LAPD chief Charlie Beck writes in an LA Times op-ed piece that the riots 20 years ago were "a defining point in the history of the LAPD and, for me personally, a life-changing event. I knew in my heart then that we had to completely change the way we policed this city."
On that first night, the department failed to adequately fulfill its role of protecting and serving. Over the next six days, I saw terrible inhumanity committed against innocent people, and heroic actions by officers, firefighters and residents alike. As the arson fires burned out and the city began cleaning up the damage, I knew everything had changed.

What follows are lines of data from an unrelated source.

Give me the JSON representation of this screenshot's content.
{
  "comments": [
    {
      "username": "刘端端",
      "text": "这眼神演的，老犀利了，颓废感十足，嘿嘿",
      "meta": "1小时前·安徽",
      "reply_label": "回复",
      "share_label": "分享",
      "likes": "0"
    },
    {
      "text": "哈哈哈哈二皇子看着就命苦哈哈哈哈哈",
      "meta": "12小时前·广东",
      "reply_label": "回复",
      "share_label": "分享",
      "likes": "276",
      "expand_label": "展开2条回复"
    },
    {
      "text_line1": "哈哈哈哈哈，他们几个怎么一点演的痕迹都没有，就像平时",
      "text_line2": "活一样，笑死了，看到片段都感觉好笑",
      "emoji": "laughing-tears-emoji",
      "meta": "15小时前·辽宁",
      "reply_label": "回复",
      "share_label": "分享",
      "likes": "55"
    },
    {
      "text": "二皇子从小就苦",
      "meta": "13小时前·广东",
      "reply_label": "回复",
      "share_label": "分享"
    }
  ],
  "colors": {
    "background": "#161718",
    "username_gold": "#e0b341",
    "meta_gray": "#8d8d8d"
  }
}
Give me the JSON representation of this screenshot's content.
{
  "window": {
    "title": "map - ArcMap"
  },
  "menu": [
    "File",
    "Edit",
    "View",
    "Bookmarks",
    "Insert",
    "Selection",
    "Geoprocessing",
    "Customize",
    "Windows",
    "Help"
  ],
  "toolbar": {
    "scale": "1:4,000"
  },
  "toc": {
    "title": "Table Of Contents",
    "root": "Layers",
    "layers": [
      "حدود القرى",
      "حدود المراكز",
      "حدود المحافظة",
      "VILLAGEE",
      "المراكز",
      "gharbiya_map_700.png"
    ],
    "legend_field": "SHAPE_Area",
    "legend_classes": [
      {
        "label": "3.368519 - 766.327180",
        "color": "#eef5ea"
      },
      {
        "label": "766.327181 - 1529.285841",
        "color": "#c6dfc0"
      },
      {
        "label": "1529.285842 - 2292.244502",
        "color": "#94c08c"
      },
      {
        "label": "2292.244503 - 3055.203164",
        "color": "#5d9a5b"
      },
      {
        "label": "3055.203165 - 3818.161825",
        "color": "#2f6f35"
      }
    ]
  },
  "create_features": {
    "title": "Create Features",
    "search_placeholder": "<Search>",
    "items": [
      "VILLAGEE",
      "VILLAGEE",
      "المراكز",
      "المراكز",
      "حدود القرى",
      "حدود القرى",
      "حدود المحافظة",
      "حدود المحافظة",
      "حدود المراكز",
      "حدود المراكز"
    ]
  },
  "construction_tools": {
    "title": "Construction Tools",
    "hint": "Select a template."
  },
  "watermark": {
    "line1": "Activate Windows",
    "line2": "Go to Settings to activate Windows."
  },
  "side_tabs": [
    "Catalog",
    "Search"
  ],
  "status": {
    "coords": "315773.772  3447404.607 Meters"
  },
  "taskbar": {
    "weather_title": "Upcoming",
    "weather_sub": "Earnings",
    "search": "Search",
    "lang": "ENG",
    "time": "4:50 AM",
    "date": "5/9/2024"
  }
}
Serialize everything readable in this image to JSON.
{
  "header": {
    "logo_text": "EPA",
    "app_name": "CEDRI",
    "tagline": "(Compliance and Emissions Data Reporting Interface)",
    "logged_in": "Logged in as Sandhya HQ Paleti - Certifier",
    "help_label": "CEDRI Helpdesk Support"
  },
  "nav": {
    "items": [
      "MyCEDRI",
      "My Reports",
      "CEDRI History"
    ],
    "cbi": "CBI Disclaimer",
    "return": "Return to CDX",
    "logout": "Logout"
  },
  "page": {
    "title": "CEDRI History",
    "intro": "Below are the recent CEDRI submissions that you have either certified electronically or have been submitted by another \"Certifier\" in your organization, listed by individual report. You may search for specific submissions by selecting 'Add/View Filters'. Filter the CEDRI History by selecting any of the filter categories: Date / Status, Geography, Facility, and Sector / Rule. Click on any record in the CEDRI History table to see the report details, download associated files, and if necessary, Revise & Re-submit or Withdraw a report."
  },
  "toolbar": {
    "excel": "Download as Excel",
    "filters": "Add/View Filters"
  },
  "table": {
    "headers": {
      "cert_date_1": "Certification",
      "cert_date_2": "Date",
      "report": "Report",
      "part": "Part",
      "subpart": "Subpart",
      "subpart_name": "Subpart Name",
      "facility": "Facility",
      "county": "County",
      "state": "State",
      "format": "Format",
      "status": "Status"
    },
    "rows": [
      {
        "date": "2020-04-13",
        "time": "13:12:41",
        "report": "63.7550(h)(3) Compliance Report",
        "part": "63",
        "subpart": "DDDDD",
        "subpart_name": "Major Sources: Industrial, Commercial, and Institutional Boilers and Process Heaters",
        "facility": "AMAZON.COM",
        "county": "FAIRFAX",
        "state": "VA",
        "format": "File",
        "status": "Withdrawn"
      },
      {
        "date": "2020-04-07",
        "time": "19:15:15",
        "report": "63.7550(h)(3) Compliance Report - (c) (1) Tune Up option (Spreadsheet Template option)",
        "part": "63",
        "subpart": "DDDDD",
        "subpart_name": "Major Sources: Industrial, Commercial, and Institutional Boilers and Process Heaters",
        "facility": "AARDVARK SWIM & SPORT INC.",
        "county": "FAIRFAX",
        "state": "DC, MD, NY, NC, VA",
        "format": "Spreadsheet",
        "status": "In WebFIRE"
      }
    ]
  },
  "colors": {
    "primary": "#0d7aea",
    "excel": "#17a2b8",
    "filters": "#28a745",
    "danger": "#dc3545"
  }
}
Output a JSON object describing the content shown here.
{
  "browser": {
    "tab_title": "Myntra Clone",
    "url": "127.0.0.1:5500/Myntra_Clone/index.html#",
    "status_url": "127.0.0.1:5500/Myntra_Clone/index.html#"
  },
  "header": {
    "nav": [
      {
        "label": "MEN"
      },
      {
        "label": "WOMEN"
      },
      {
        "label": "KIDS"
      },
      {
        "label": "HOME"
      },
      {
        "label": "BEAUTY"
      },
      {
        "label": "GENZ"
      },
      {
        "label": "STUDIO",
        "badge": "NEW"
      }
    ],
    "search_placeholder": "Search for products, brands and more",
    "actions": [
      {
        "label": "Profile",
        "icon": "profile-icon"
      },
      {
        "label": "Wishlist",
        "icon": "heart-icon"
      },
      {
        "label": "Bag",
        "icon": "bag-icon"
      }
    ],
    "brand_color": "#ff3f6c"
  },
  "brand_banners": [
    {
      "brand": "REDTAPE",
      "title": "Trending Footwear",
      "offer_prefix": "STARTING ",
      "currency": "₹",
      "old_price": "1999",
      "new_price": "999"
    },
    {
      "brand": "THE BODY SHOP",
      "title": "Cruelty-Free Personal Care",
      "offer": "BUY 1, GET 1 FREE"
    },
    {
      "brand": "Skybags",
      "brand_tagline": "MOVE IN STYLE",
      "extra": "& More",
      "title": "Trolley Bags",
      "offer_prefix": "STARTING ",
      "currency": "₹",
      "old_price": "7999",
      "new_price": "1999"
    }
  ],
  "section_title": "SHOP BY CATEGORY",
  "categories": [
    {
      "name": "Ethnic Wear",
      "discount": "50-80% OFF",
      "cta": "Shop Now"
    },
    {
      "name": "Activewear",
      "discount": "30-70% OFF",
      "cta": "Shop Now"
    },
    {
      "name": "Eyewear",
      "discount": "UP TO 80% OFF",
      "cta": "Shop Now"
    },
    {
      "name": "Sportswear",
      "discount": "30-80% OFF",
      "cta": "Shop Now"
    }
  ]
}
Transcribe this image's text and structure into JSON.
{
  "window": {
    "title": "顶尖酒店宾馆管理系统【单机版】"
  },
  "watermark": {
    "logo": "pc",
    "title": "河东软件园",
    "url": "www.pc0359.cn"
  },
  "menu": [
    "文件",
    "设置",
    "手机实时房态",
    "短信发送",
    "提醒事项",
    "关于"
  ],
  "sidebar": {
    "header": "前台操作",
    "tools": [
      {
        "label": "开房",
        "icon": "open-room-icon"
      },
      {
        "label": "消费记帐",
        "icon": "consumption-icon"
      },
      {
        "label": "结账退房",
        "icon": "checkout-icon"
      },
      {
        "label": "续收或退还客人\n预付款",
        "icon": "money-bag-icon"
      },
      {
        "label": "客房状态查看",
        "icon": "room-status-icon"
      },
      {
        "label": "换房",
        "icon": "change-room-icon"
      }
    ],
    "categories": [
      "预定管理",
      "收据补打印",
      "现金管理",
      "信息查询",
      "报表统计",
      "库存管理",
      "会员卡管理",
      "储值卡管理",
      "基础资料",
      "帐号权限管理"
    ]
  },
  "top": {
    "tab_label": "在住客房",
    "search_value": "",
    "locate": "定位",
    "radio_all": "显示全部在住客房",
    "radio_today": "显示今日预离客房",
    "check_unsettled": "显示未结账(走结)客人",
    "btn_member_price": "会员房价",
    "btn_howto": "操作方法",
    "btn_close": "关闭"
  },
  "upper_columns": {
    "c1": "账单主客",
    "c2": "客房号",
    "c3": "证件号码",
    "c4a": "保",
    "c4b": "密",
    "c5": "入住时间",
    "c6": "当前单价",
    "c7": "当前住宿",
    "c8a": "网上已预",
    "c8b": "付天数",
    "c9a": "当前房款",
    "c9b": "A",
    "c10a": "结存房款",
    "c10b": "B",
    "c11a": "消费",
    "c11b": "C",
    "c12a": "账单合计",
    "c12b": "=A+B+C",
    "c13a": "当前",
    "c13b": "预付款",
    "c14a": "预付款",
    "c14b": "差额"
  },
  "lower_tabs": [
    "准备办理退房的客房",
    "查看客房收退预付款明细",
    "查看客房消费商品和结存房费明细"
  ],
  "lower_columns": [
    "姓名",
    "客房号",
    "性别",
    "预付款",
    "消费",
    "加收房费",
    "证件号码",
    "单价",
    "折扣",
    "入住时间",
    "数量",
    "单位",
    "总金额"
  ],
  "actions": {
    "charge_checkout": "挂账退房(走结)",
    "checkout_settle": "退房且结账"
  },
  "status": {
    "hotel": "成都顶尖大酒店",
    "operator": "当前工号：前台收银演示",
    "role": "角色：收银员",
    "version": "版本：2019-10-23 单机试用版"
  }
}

Relations with the communities we served, especially minority communities, became ever more strained. The style of policing that LAPD leaders demanded of officers was seen by many residents as evidence of a prejudiced police force, an occupying army that treated people, especially minorities, with contempt and prejudice. The use of tactics such as the chokehold, hogtying of combative suspects and making young men sit on the curb while officers searched (in police parlance "tossed") their cars and pockets added further insult. The result was a city that was increasingly alienated from the police who were supposed to serve them. That alienation culminated in the worst civil unrest in Los Angeles history.
In the 20 years since, the LAPD has remade itself....The events of April 1992 taught us that no matter what we do, we cannot solve crime problems and improve living conditions in Los Angeles without the help, cooperation and trust of the community we serve.